One of the key themes of this festival is migration to cities. How can the city ensure equal and just access to housing? At the conference ‘A right to the city a right to housing’, organized by the Jaap Bakema study center in Het Nieuwe Instituut in Rotterdam, 6 speakers on 2 panels discussed housing as a political issue. After presentations by Kenny Cupers (University of Basel) Anne Kockelkorn (ETH Zurich) en Jorg Stollmann (TU Berlin), who approached the issue from a historical perspective, we enjoyed three presentations that each referred to current strategies to get access to cities.
Article by Fenna Bastiaansen, ISHF team
Access by squatting
The first speaker of the second panel, René Boer (Failed Architecture), talked about squatting and the right to the city. Squatting can be seen as a contemporary urban practice, which happens all over the world. After 2010 it became illegal in the Netherlands, but in practice it is still allowed and it happens on a big scale. According to René, squatting is a democratic tool to intervene in the built environment, occupy vacant places, and create a collective right to the city by doing so.
Access by planning
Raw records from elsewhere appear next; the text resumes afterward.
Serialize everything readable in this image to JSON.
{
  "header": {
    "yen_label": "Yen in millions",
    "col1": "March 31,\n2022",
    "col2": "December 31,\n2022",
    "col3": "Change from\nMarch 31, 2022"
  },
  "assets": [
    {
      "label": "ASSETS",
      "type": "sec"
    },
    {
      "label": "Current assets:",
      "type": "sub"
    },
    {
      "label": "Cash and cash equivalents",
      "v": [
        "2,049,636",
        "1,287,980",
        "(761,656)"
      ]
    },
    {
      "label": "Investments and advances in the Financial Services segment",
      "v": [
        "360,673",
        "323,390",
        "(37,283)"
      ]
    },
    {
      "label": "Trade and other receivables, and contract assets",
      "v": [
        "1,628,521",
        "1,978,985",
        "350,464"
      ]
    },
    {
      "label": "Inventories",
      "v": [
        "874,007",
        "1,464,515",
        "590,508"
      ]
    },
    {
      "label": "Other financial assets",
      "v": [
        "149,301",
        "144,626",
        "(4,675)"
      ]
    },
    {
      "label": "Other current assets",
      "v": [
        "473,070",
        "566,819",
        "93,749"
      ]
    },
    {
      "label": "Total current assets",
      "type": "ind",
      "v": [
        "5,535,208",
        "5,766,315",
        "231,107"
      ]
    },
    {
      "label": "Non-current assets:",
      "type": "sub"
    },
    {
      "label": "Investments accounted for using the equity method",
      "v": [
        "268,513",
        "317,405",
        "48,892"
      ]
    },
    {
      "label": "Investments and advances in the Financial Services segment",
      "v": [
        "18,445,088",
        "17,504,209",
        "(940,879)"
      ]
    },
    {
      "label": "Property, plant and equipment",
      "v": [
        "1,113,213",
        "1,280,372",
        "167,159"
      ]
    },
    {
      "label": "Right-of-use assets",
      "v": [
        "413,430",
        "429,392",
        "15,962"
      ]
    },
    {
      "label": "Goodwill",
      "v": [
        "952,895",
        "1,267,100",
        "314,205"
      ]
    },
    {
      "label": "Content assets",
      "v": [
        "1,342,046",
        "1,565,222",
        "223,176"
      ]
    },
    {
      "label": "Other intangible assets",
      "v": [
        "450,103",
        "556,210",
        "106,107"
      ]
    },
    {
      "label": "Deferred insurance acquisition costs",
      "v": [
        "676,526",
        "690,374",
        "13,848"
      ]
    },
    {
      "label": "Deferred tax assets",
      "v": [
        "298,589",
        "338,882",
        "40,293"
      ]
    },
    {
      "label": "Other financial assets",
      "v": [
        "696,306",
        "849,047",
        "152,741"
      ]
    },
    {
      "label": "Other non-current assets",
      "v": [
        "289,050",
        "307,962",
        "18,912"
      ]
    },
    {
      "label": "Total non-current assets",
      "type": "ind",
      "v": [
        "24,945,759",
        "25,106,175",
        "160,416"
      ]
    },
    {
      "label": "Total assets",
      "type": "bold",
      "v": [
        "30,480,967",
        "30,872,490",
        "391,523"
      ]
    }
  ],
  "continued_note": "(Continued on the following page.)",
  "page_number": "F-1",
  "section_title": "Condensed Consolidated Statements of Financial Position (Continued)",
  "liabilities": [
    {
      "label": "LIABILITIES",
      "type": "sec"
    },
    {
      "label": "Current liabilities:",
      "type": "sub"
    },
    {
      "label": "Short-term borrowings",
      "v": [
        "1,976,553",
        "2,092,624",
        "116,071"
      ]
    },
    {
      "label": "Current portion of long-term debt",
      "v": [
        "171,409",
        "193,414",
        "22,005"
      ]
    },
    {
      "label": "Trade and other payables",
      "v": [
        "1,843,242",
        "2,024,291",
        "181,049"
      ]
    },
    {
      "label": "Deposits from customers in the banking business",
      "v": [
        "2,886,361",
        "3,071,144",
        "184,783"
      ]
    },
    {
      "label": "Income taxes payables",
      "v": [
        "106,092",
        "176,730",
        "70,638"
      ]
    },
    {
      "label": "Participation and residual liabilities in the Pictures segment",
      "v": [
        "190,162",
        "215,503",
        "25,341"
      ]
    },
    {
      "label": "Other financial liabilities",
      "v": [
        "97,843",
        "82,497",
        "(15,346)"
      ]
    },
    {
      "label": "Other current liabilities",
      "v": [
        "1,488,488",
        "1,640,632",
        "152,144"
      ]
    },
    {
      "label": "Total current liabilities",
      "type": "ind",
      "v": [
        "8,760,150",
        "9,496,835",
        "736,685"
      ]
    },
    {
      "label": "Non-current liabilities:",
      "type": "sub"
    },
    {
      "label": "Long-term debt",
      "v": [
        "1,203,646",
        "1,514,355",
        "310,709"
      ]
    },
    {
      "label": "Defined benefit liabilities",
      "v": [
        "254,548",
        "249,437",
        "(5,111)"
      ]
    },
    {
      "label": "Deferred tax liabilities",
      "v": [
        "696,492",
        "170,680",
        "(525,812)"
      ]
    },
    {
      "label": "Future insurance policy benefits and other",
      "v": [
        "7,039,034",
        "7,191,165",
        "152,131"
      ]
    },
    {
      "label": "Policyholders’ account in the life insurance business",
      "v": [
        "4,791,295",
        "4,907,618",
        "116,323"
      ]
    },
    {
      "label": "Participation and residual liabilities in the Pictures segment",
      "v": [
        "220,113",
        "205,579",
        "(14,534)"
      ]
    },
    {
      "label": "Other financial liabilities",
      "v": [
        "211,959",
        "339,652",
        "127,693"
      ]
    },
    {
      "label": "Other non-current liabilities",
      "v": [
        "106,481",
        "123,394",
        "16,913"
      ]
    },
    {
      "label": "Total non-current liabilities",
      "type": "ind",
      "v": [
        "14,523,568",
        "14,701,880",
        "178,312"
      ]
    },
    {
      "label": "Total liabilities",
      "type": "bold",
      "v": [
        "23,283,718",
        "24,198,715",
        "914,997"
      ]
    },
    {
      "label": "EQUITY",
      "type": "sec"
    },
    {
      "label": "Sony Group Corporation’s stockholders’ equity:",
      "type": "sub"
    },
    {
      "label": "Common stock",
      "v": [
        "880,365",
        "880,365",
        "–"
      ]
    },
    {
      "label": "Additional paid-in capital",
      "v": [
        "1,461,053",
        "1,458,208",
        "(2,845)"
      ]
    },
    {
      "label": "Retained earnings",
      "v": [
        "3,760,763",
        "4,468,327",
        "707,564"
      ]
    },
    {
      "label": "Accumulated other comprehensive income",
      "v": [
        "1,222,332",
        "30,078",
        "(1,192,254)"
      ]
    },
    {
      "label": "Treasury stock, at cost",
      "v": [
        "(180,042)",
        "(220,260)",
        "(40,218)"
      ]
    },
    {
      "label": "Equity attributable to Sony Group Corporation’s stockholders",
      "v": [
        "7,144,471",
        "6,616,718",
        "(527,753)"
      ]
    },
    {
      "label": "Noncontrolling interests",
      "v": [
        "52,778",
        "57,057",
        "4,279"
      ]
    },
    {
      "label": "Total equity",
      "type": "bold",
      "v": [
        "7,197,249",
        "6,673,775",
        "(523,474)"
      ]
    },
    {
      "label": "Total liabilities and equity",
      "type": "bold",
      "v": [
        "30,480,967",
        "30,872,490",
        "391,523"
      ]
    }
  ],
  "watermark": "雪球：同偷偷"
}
Mirjana Milanovic (DRO Amsterdam) talked about the urgent need for more (affordable) housing in Amsterdam in order to adequately receive newcomers in the city. The municipality is planning on building 50,000 new houses in the next ten years. Important to mention is that people experience the right to the city as a right to the inner city. People don’t want to live outside the A10-ring in Amsterdam. Therefore, new policies include high-rise housing: housing has to be intensified in existing areas. However, in order to live up to the amount of places that is needed the municipality is also working on creating attractive projects outside the A10-ring of Amsterdam. These projects contain more space for individual and collective development and affordable housing options have to be integrated in those neighborhoods as well.
Access by regeneration
The conference ended by a talk of Dick van Gameren (TU Delft/Mecanoo). He spoke about Thamesmead and how this area was considered to be a slum area in which no-one wanted to live. Thamesmead had to be the crowning achievement at the end of the 60s, but the living conditions were unbearable and the whole area was geographically isolated from the city. Together with Peabody (a philanthropic organization) Thamesmead is being rebuilt and remade. The density will be tripled and a mix of high and low rise buildings should ensure access to a broad range of types and abilities of people. Moreover, a new railway station that will be placed nearby will ensure access to the city in a shorter amount of time.